● **Entries shown**:
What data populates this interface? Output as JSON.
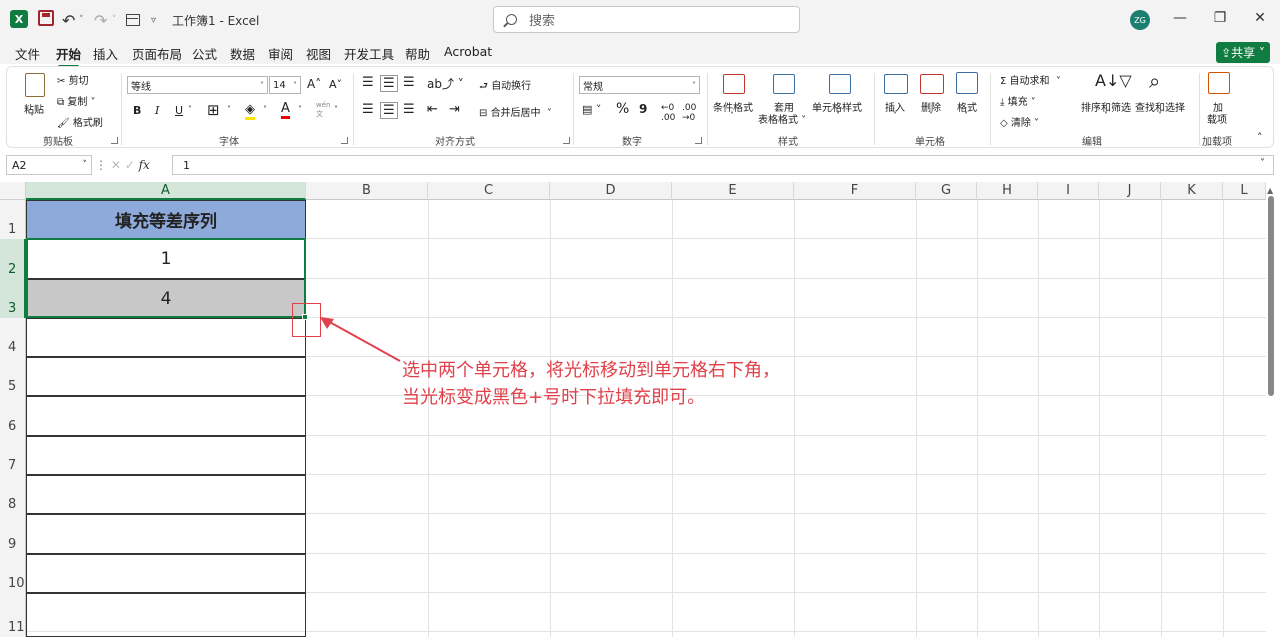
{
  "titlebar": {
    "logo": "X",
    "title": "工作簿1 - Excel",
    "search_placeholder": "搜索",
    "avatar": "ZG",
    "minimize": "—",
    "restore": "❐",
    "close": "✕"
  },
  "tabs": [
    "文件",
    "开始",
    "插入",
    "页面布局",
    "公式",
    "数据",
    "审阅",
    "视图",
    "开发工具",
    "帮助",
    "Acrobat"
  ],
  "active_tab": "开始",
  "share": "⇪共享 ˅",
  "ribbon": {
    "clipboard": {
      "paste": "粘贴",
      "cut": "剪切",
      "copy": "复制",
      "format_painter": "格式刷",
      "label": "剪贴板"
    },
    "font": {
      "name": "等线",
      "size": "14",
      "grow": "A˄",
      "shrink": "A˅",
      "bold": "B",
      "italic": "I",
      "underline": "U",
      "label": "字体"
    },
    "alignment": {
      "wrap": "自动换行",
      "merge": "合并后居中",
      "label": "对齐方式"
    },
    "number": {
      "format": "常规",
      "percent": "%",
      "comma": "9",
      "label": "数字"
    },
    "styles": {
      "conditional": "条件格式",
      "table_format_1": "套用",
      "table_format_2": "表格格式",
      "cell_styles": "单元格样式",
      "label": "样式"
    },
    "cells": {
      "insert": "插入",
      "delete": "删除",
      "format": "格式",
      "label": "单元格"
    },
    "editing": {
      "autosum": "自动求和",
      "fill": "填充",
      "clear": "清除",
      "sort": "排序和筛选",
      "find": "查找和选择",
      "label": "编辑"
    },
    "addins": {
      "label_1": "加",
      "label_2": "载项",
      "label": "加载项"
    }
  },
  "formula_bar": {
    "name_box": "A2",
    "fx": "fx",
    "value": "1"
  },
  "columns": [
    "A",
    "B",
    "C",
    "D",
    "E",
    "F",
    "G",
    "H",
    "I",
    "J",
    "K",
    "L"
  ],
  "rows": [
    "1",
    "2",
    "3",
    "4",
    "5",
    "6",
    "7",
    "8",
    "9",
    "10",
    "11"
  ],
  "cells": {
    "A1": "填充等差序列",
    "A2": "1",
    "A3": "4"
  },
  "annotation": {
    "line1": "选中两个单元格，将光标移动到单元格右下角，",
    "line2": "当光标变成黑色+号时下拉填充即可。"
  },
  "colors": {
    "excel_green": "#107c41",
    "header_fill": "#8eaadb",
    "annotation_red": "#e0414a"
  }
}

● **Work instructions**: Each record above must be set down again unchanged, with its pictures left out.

● **Written answer**:
What data populates this interface? Output as JSON.
{
  "titlebar": {
    "logo": "X",
    "title": "工作簿1 - Excel",
    "search_placeholder": "搜索",
    "avatar": "ZG",
    "minimize": "—",
    "restore": "❐",
    "close": "✕"
  },
  "tabs": [
    "文件",
    "开始",
    "插入",
    "页面布局",
    "公式",
    "数据",
    "审阅",
    "视图",
    "开发工具",
    "帮助",
    "Acrobat"
  ],
  "active_tab": "开始",
  "share": "⇪共享 ˅",
  "ribbon": {
    "clipboard": {
      "paste": "粘贴",
      "cut": "剪切",
      "copy": "复制",
      "format_painter": "格式刷",
      "label": "剪贴板"
    },
    "font": {
      "name": "等线",
      "size": "14",
      "grow": "A˄",
      "shrink": "A˅",
      "bold": "B",
      "italic": "I",
      "underline": "U",
      "label": "字体"
    },
    "alignment": {
      "wrap": "自动换行",
      "merge": "合并后居中",
      "label": "对齐方式"
    },
    "number": {
      "format": "常规",
      "percent": "%",
      "comma": "9",
      "label": "数字"
    },
    "styles": {
      "conditional": "条件格式",
      "table_format_1": "套用",
      "table_format_2": "表格格式",
      "cell_styles": "单元格样式",
      "label": "样式"
    },
    "cells": {
      "insert": "插入",
      "delete": "删除",
      "format": "格式",
      "label": "单元格"
    },
    "editing": {
      "autosum": "自动求和",
      "fill": "填充",
      "clear": "清除",
      "sort": "排序和筛选",
      "find": "查找和选择",
      "label": "编辑"
    },
    "addins": {
      "label_1": "加",
      "label_2": "载项",
      "label": "加载项"
    }
  },
  "formula_bar": {
    "name_box": "A2",
    "fx": "fx",
    "value": "1"
  },
  "columns": [
    "A",
    "B",
    "C",
    "D",
    "E",
    "F",
    "G",
    "H",
    "I",
    "J",
    "K",
    "L"
  ],
  "rows": [
    "1",
    "2",
    "3",
    "4",
    "5",
    "6",
    "7",
    "8",
    "9",
    "10",
    "11"
  ],
  "cells": {
    "A1": "填充等差序列",
    "A2": "1",
    "A3": "4"
  },
  "annotation": {
    "line1": "选中两个单元格，将光标移动到单元格右下角，",
    "line2": "当光标变成黑色+号时下拉填充即可。"
  },
  "colors": {
    "excel_green": "#107c41",
    "header_fill": "#8eaadb",
    "annotation_red": "#e0414a"
  }
}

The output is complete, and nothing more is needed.